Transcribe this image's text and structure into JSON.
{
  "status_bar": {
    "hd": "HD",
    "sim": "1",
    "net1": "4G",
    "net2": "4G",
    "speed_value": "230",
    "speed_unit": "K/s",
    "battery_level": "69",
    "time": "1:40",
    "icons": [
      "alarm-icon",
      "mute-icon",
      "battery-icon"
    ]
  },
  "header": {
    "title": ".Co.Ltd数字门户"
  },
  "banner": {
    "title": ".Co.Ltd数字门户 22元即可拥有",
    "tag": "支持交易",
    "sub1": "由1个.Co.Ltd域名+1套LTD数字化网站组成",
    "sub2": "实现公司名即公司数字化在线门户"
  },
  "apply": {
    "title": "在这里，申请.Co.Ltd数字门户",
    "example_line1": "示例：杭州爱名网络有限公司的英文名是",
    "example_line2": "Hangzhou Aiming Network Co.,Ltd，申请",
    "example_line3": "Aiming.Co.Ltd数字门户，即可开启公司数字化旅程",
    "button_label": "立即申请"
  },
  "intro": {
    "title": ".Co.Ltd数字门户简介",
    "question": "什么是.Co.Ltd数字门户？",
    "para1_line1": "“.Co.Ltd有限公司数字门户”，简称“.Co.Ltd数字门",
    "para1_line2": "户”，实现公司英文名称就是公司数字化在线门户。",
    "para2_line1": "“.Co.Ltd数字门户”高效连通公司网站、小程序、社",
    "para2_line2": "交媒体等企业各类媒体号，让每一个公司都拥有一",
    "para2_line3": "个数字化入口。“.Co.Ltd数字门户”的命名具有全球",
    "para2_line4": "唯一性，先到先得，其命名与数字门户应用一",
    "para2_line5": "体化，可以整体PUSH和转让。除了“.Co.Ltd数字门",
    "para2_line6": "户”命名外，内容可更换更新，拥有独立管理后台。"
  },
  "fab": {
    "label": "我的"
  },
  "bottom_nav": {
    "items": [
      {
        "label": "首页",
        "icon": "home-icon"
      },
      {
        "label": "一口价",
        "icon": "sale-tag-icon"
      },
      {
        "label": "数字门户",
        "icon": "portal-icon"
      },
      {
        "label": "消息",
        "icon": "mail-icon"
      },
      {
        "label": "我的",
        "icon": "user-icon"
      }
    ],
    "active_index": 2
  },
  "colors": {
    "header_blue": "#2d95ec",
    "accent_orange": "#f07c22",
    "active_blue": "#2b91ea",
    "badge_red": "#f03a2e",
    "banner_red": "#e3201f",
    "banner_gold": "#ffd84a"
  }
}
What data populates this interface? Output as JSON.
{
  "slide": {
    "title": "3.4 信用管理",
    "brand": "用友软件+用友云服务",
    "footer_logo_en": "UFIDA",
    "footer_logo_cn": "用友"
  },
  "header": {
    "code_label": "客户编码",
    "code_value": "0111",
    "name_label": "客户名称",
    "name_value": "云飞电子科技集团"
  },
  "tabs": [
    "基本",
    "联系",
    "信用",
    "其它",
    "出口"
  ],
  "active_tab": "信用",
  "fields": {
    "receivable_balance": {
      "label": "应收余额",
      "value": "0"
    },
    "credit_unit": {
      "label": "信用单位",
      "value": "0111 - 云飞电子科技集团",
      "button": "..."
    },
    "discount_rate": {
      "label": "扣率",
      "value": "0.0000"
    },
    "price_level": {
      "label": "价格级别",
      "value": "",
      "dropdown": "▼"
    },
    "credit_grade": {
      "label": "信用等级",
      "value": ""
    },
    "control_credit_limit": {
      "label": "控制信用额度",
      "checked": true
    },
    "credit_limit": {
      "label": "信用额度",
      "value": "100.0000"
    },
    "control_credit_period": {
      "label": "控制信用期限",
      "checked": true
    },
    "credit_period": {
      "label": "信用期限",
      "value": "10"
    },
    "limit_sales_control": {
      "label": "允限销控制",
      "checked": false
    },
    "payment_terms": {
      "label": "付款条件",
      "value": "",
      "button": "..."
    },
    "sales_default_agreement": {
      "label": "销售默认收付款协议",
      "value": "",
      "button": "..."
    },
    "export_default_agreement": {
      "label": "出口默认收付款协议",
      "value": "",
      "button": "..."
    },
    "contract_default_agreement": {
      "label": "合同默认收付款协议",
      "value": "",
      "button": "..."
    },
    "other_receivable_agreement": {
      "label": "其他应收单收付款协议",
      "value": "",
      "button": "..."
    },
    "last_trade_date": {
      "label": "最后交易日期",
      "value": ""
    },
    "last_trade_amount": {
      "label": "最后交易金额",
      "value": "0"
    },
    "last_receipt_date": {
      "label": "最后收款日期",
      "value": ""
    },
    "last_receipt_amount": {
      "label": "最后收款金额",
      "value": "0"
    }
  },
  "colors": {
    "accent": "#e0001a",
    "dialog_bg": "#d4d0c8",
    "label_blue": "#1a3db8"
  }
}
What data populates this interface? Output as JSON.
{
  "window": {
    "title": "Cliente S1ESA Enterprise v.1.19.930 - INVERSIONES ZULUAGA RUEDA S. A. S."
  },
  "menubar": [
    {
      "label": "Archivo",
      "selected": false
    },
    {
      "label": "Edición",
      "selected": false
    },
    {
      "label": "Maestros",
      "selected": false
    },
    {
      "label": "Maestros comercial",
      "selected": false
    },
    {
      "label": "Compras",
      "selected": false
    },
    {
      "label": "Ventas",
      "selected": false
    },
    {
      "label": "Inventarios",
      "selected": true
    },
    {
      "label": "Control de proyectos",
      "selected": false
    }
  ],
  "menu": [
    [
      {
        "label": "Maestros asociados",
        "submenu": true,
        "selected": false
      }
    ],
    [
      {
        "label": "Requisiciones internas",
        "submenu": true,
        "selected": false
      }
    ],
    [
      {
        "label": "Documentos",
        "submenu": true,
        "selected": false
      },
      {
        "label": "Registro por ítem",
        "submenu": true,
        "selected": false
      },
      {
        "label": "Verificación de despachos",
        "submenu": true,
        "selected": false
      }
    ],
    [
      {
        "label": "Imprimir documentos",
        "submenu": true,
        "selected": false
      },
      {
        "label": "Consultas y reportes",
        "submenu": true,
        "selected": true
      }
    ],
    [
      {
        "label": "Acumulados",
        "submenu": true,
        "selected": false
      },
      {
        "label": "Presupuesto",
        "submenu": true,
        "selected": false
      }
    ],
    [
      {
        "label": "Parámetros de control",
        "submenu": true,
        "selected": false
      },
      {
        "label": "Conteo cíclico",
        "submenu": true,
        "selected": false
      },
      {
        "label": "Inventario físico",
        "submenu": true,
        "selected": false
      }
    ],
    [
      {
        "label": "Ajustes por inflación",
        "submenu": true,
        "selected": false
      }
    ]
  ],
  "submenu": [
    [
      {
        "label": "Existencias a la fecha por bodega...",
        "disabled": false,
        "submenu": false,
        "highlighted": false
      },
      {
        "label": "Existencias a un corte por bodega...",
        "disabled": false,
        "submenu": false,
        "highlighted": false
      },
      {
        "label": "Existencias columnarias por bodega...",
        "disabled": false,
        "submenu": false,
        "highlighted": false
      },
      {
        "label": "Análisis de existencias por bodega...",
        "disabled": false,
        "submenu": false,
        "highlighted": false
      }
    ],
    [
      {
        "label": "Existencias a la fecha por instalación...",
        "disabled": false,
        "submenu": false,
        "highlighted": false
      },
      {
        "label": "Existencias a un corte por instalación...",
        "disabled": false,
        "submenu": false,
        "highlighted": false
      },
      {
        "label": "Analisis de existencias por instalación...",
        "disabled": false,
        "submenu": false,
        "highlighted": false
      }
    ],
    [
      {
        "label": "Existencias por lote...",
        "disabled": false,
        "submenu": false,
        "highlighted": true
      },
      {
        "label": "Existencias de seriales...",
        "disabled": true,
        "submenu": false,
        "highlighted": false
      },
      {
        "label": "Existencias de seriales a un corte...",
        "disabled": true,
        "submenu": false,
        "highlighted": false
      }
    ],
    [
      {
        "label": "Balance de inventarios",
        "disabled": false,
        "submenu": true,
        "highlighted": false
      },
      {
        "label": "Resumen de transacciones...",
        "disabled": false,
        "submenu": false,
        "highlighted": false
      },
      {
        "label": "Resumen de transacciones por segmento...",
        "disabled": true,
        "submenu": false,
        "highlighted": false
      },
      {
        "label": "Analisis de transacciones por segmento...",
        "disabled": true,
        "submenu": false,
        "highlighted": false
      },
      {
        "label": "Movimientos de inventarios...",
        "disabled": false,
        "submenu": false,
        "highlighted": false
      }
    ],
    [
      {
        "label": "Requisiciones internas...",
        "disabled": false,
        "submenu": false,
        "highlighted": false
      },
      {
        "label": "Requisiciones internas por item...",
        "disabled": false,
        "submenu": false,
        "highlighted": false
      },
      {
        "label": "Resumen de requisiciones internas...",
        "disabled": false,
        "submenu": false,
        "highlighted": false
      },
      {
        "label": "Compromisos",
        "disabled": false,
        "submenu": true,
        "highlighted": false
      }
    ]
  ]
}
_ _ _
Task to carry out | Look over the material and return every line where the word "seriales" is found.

Completed task |
        "label": "Existencias de seriales...",
        "label": "Existencias de seriales a un corte...",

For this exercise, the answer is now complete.